I never met my #RealAsianGranny. I never met my #RealAsianMum or my #RealAsianDad. That’s the legacy of being a transracial adoptee. As bitter sweet as it is to see all the differing tales and recollections on my twitter feed, it’s also comforting in a strange way.
Reading the numerous tweets from people remembering their grandmothers, I cannot help but be impressed, overwhelmed by the sheer diversity, depth, breadth and glorious variety. As is the case with any other group of people in the UK, British East Asians have their own diversity. Why this cannot be acknowledged and embraced by the likes of the BBC and Twenty Twenty Television in 2019, lord only knows.
Yet here we are again. British East Asians, fighting to be represented on screen as anything other than the hackneyed, stereotypical, racist tropes of old.
Pilot script even has one character calling another a ‘Chonger’
Dumplings being retrieved from an oven
A Tiger Mum and a Grandmother that spits, speaks very little and when she does it’s not in English and she’s constantly munching on fortune cookies.
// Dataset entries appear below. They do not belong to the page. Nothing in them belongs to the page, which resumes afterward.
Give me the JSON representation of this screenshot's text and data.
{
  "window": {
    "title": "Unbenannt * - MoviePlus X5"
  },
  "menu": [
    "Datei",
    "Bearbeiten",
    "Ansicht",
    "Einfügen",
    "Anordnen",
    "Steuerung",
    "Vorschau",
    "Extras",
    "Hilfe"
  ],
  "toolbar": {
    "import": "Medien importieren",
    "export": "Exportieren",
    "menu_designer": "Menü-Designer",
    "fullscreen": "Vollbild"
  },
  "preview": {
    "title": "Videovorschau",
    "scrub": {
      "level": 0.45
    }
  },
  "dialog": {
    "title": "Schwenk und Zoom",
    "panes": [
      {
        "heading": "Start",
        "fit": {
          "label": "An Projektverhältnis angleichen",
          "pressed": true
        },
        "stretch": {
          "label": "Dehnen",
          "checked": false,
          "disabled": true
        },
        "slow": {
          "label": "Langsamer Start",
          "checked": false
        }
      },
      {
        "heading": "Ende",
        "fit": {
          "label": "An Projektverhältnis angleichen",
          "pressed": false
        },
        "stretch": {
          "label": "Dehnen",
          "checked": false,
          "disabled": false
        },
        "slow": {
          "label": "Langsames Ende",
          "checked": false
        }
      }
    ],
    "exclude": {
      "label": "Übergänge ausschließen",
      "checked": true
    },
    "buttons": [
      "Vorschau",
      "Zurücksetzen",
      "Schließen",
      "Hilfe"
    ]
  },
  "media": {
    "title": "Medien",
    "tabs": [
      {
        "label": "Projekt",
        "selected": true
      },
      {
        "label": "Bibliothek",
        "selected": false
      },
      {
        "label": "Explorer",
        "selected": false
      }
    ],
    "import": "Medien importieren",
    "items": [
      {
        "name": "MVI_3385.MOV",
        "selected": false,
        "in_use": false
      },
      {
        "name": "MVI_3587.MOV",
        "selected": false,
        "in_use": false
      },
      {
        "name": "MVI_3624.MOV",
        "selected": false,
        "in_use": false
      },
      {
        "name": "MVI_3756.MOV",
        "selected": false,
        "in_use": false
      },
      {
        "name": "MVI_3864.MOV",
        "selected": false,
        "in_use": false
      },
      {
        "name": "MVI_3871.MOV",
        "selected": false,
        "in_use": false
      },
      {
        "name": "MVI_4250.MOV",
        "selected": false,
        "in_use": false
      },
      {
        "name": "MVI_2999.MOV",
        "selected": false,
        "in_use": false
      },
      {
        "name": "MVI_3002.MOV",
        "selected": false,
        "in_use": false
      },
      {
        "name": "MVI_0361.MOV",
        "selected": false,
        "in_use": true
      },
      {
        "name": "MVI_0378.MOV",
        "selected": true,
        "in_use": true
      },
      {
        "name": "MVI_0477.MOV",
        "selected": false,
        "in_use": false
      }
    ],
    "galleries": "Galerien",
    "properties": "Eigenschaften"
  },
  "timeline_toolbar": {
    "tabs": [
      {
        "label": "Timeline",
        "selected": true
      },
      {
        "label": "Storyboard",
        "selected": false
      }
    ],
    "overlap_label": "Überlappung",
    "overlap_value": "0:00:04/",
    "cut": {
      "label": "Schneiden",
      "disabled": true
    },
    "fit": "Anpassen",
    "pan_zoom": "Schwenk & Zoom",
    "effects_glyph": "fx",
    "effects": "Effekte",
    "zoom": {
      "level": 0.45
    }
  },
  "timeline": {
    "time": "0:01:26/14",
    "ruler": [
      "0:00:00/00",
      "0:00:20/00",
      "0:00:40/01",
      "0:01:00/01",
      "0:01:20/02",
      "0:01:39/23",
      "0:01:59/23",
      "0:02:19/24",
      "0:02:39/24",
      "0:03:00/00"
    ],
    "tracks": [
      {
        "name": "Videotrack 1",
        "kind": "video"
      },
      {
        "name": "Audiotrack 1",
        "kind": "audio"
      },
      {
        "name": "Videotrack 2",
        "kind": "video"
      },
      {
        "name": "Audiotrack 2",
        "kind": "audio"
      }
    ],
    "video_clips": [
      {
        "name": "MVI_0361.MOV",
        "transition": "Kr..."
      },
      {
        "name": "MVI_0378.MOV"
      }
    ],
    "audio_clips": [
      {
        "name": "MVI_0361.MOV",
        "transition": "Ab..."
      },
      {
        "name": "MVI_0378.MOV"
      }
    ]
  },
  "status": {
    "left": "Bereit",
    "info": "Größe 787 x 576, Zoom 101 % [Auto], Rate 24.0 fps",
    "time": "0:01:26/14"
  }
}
The Granny is the epitome of all that exotic, eastern mysticism and ‘otherness’, favoured by so many in the west. even now.
All of which has deeply concerned and angered many in the British East Asian Artists community and beyond. The pilot script was written by non-BEA writers.
#RealAsianGranny shows how nuanced, how complex and multifaceted the BEA community is. We are more than the sum of the paltry parts, some in British culture would confine and shackle us to.
Wake up BBC and smell the coffee!
Have you not heard of Fresh of The Boat? Or is it because this is a sitcom for children, so it just doesn’t matter? Childrens’ TV is hugely important in helping to shape the attitudes and minds of our future adults by exposing them to the the actuality of our country’s true diversity. Not to re-enforce old prejudices and inaccurate and incorrect stereotypes.
Whatever the rationale, whatever the justification the corporate mind of the BBC, try and tell themselves, it just is not acceptable in contemporary, multicultural, poly-ethnic Britain.
As a BME (British Minority Ethnic), BEAs see how other BME groups are treated. How casual, overt, below-the-line, institutionalised and structural racism are, at least, publicly condemned. Yet when it comes to BEAs, some how these sensibilities are not applied. The use of blatant racist terms when levelled against BEAs, is somehow not as damaging, demeaning or outright offensive.
Public attitudes, press, social media responses are usually peppered with the attitude that we’re making a mountain out of a mole-hill. That somehow these displays of racism and degradation i.e. using the “C” word are acts of affection and meant in a good humoured way! That the odious practice of Yellowface is, in fact a term of endearment.
Get over yourself, where’s your sense of humour?
That’s a phrase I’ve heard many times an oft when BEAs have identified and called out the hate and racism they witness towards themselves, in culture and everyday life. Surely, as a so called, civilised, contemporary society, that prides itself in being tolerant and just, we have to ask ourselves, why, British East Asians are treated with such disdain?